*WHAT YOU HAVE TO DO*
Filter this data down to the lines that hold "Manager", and copy them.

+++

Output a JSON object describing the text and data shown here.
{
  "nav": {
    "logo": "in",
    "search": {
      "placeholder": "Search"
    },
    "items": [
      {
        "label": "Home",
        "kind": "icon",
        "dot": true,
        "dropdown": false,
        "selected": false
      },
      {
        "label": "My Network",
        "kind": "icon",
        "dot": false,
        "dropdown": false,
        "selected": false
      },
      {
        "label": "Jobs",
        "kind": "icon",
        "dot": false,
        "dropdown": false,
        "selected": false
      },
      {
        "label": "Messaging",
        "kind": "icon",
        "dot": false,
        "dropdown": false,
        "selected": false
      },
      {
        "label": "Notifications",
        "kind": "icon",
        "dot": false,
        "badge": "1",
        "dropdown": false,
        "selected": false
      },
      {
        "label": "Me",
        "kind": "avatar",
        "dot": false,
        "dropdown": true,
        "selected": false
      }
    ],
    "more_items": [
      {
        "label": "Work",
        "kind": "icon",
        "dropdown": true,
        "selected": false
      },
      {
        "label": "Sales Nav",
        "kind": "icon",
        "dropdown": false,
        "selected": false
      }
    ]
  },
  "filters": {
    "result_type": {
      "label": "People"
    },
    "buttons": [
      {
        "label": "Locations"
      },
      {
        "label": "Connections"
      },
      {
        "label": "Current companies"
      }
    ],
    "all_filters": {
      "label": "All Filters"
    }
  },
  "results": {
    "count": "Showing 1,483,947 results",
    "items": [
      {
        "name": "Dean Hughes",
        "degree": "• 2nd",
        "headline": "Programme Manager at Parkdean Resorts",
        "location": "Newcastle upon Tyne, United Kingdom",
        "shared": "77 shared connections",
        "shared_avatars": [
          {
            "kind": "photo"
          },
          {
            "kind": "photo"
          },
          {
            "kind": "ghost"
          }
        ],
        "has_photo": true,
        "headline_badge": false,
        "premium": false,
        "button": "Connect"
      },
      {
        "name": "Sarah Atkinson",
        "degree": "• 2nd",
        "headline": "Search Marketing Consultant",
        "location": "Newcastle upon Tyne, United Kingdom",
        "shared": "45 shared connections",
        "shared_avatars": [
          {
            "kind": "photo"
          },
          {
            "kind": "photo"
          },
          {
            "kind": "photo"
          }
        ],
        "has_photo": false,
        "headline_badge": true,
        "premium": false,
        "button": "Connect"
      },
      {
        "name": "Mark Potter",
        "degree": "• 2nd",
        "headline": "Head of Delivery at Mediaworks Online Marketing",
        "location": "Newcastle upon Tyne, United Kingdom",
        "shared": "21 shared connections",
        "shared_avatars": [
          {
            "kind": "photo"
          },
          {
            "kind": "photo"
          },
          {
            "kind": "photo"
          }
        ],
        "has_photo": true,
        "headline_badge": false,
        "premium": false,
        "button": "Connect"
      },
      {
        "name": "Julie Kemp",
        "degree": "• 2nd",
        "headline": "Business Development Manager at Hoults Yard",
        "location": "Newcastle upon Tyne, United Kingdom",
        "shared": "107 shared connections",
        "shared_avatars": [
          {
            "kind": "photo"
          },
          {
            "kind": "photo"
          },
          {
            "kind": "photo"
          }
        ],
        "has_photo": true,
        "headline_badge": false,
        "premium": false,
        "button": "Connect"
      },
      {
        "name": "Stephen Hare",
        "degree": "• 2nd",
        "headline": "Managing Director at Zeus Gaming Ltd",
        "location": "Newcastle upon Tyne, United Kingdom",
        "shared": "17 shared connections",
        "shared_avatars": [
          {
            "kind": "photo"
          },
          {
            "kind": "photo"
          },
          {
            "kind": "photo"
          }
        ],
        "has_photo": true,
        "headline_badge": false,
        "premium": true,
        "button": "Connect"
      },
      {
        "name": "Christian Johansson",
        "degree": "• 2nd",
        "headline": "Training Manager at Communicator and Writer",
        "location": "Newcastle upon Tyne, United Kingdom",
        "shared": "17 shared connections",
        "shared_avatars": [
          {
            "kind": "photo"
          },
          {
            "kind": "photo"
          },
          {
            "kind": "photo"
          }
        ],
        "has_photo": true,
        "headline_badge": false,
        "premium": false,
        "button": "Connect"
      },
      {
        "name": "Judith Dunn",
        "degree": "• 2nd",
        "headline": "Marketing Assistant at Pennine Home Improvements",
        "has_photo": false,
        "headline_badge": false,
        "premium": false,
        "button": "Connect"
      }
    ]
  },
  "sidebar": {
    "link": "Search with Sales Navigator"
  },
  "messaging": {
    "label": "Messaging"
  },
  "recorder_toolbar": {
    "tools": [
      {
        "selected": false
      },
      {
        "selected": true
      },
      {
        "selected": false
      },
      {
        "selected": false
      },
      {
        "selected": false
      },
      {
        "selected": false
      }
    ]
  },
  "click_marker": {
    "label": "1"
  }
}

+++

*ANSWER BOX*
        "headline": "Programme Manager at Parkdean Resorts",
        "headline": "Business Development Manager at Hoults Yard",
        "headline": "Training Manager at Communicator and Writer",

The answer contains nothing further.